Links to the poems are provided. Ten or so poems were published in her lifetime, mostly without her consent. This poem illustrates how intoxicating the natural world was to Dickinson. Luckily the house she chose to sequester herself inside, in the latter part of her life, was set on large grounds.
Like writers such as Ralph Waldo EmersonHenry David Thoreauand Walt Whitmanshe experimented with expression in order to free it from conventional restraints.
To make the abstract tangible, to define meaning without confining it, to inhabit a house that never became a prison, Dickinson created in her writing a distinctively elliptical language for expressing what was possible but not yet realized.

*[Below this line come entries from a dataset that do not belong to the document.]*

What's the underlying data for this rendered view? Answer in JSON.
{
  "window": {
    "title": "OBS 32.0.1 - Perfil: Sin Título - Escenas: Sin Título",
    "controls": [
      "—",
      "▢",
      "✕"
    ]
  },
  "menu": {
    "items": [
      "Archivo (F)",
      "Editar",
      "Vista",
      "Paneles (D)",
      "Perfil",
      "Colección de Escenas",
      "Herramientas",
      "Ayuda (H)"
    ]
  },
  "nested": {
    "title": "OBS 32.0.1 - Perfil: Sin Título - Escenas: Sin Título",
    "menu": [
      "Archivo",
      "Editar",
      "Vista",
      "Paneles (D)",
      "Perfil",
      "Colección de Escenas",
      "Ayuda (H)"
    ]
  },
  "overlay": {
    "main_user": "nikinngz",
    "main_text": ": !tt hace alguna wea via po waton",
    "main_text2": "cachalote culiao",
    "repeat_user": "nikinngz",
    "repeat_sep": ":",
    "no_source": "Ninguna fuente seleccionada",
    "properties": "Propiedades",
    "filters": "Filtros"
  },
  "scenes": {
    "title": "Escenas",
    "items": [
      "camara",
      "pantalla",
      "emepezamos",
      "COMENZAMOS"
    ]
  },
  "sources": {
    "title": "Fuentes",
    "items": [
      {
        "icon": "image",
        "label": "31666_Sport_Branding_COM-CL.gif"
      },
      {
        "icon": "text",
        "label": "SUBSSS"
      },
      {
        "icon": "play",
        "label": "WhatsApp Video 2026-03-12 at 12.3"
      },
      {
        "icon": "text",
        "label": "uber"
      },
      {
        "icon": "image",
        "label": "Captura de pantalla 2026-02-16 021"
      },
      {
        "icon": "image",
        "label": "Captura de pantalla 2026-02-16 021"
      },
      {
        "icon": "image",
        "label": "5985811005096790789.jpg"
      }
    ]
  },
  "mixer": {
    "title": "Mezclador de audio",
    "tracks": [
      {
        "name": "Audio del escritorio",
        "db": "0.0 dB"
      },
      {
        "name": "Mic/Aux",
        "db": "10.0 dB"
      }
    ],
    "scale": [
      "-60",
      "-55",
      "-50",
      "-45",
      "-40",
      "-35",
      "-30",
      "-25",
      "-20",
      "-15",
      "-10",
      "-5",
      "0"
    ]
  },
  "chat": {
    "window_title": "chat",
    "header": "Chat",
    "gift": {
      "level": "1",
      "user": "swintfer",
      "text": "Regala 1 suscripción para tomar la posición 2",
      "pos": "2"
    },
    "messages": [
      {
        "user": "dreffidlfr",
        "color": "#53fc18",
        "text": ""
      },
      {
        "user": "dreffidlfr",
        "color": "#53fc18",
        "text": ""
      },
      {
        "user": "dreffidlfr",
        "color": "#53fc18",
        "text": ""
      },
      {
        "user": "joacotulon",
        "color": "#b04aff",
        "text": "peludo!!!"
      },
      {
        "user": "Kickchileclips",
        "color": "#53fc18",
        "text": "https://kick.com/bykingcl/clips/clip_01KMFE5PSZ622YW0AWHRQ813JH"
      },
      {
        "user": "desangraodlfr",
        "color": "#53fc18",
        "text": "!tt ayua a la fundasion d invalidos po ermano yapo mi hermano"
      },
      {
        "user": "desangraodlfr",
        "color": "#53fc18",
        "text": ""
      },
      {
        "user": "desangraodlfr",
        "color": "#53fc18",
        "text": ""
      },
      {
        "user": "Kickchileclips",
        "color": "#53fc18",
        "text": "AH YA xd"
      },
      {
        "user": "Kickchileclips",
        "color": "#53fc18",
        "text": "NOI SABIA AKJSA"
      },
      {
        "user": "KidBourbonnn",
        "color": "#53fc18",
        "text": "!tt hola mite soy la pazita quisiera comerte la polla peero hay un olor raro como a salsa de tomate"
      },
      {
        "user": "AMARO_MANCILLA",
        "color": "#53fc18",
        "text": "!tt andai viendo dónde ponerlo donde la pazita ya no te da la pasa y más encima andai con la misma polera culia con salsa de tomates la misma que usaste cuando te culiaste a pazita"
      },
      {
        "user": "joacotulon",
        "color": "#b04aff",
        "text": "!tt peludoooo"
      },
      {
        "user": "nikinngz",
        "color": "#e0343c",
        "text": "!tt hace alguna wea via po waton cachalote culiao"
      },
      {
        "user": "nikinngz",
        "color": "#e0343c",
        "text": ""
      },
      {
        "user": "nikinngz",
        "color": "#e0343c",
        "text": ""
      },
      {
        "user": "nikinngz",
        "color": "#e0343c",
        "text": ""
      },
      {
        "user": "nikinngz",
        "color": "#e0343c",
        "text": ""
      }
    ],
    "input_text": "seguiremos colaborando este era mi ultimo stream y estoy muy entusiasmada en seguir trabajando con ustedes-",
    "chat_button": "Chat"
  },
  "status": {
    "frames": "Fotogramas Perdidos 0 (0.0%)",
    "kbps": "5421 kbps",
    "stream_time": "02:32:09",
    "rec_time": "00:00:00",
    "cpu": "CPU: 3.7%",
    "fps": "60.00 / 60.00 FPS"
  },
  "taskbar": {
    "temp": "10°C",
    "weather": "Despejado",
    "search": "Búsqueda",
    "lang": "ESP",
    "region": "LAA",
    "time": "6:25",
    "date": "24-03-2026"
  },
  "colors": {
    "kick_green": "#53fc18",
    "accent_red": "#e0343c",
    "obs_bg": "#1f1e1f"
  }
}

Like the Concord Transcendentalists whose works she knew well, she saw poetry as a double-edged sword. While it liberated the individual, it as readily left him ungrounded.
The literary marketplace, however, offered new ground for her work in the last decade of the 19th century. When the first volume of her poetry was published infour years after her death, it met with stunning success. Going through eleven editions in less than two years, the poems eventually extended far beyond their first household audiences.
Educated at Amherst and Yale, he returned to his hometown and joined the ailing law practice of his father, Samuel Fowler Dickinson. Edward also joined his father in the family home, the Homestead, built by Samuel Dickinson in Between and he served a single term as a representative from Massachusetts to the U.
In Amherst he presented himself as a model citizen and prided himself on his civic work—treasurer of Amherst College, supporter of Amherst Academy, secretary to the Fire Society, and chairman of the annual Cattle Show.
Her few surviving letters suggest a different picture, as does the scant information about her early education at Monson Academy. Academy papers and records discovered by Martha Ackmann reveal a young woman dedicated to her studies, particularly in the sciences.
Her brother, William Austin Dickinson, had preceded her by a year and a half. Her sister, Lavinia Norcross Dickinson, was born in All three children attended the one-room primary school in Amherst and then moved on to Amherst Academy, the school out of which Amherst College had grown.
The school prided itself on its connection with Amherst College, offering students regular attendance at college lectures in all the principal subjects— astronomy, botany, chemistry, geology, mathematics, natural history, natural philosophy, and zoology. As this list suggests, the curriculum reflected the 19th-century emphasis on science.
In an early poem, she chastised science for its prying interests. She encouraged her friend Abiah Root to join her in a school assignment: I hope you will, if you have not, it would be such a treasure to you.
Behind her school botanical studies lay a popular text in common use at female seminaries.A Quiet Passion is a biographical film directed and written by Terence Davies about the life of American poet Emily Dickinson.
The film stars Cynthia Nixon as the reclusive poet. It co-stars Emma Bell as young Dickinson, Jennifer Ehle, Duncan Duff and Keith Carradine.
Emily Elizabeth Dickinson (December 10, – May 15, ) was an American poet. Dickinson was born in Amherst, Massachusetts into a prominent family with strong ties to its community. After studying at the Amherst Academy for seven years in her youth, she briefly attended the Mount Holyoke Female Seminary before returning to her family's house in Amherst.
Emily Elizabeth Dickinson was an American poet. Born in Amherst, Massachusetts, to a successful family with strong community ties, she lived a mostly introverted and reclusive life. Watch video · Emily Dickinson was a reclusive American poet. Unrecognized in her own time, Dickinson is known posthumously for her innovative use of form and syntax.
The Interesting Life of an American Poet Though Emily Dickinson is widely studied in poetry classes today, her poems were rarely published during her lifetime.
The Academy of American Poets is the largest membership-based nonprofit organization fostering an appreciation for contemporary poetry and supporting American poets.
For over three generations, the Academy has connected millions of people to great poetry through programs such as National Poetry.